Produce a faithful copy of the data, one that leaves out the pictures.
■ ■ ■ ■ ■ ■ ■
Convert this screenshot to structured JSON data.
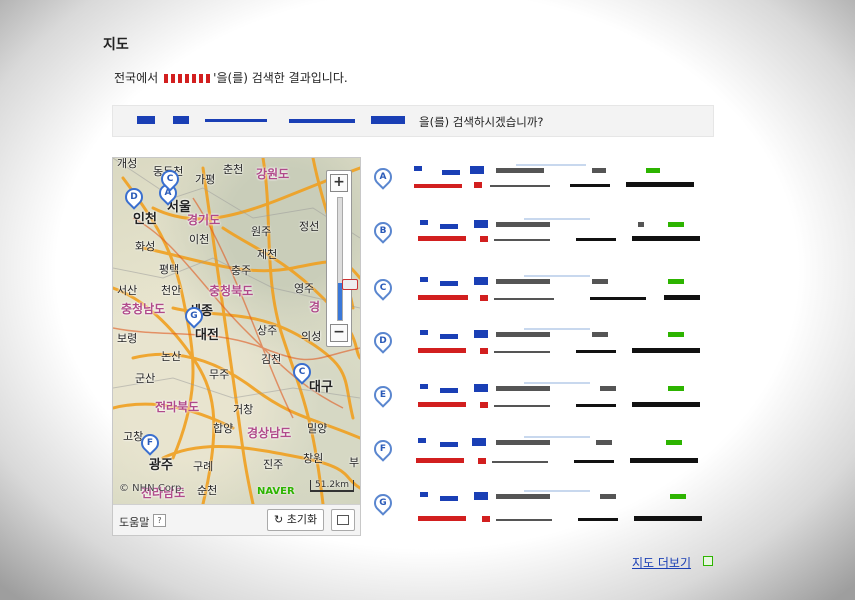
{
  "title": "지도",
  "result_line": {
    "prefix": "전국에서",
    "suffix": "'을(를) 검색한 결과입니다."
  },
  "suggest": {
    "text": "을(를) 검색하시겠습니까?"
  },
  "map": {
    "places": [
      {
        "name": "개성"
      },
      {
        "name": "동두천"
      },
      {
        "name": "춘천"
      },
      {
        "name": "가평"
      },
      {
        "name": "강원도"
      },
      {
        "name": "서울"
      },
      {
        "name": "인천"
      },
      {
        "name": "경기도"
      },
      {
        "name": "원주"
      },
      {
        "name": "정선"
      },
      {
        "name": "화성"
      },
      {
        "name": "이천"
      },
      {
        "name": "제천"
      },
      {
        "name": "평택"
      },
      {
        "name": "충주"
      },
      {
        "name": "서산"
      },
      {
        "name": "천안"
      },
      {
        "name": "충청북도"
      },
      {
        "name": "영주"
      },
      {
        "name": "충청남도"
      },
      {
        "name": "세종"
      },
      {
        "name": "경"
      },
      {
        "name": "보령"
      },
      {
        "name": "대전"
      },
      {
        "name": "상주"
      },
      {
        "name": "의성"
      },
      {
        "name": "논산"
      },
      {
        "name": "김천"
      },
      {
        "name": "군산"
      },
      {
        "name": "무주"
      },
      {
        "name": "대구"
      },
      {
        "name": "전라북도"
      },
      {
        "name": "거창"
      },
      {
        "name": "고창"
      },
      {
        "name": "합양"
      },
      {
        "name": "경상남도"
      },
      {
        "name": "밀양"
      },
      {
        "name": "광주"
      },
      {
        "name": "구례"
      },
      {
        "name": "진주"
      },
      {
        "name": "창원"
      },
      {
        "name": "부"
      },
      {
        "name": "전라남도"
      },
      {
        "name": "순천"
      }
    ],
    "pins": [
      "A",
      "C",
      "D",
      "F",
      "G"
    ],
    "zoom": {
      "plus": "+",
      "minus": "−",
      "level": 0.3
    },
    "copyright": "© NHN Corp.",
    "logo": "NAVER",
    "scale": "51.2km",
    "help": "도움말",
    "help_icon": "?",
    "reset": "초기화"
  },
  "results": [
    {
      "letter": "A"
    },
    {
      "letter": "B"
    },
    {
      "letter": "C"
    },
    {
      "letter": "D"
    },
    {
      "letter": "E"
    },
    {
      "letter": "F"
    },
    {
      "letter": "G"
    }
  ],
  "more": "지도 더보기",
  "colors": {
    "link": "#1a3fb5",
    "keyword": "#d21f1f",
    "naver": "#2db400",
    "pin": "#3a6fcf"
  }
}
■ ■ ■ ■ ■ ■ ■
● **OUTPUT**:
Convert this screenshot to structured JSON data.
{
  "title": "지도",
  "result_line": {
    "prefix": "전국에서",
    "suffix": "'을(를) 검색한 결과입니다."
  },
  "suggest": {
    "text": "을(를) 검색하시겠습니까?"
  },
  "map": {
    "places": [
      {
        "name": "개성"
      },
      {
        "name": "동두천"
      },
      {
        "name": "춘천"
      },
      {
        "name": "가평"
      },
      {
        "name": "강원도"
      },
      {
        "name": "서울"
      },
      {
        "name": "인천"
      },
      {
        "name": "경기도"
      },
      {
        "name": "원주"
      },
      {
        "name": "정선"
      },
      {
        "name": "화성"
      },
      {
        "name": "이천"
      },
      {
        "name": "제천"
      },
      {
        "name": "평택"
      },
      {
        "name": "충주"
      },
      {
        "name": "서산"
      },
      {
        "name": "천안"
      },
      {
        "name": "충청북도"
      },
      {
        "name": "영주"
      },
      {
        "name": "충청남도"
      },
      {
        "name": "세종"
      },
      {
        "name": "경"
      },
      {
        "name": "보령"
      },
      {
        "name": "대전"
      },
      {
        "name": "상주"
      },
      {
        "name": "의성"
      },
      {
        "name": "논산"
      },
      {
        "name": "김천"
      },
      {
        "name": "군산"
      },
      {
        "name": "무주"
      },
      {
        "name": "대구"
      },
      {
        "name": "전라북도"
      },
      {
        "name": "거창"
      },
      {
        "name": "고창"
      },
      {
        "name": "합양"
      },
      {
        "name": "경상남도"
      },
      {
        "name": "밀양"
      },
      {
        "name": "광주"
      },
      {
        "name": "구례"
      },
      {
        "name": "진주"
      },
      {
        "name": "창원"
      },
      {
        "name": "부"
      },
      {
        "name": "전라남도"
      },
      {
        "name": "순천"
      }
    ],
    "pins": [
      "A",
      "C",
      "D",
      "F",
      "G"
    ],
    "zoom": {
      "plus": "+",
      "minus": "−",
      "level": 0.3
    },
    "copyright": "© NHN Corp.",
    "logo": "NAVER",
    "scale": "51.2km",
    "help": "도움말",
    "help_icon": "?",
    "reset": "초기화"
  },
  "results": [
    {
      "letter": "A"
    },
    {
      "letter": "B"
    },
    {
      "letter": "C"
    },
    {
      "letter": "D"
    },
    {
      "letter": "E"
    },
    {
      "letter": "F"
    },
    {
      "letter": "G"
    }
  ],
  "more": "지도 더보기",
  "colors": {
    "link": "#1a3fb5",
    "keyword": "#d21f1f",
    "naver": "#2db400",
    "pin": "#3a6fcf"
  }
}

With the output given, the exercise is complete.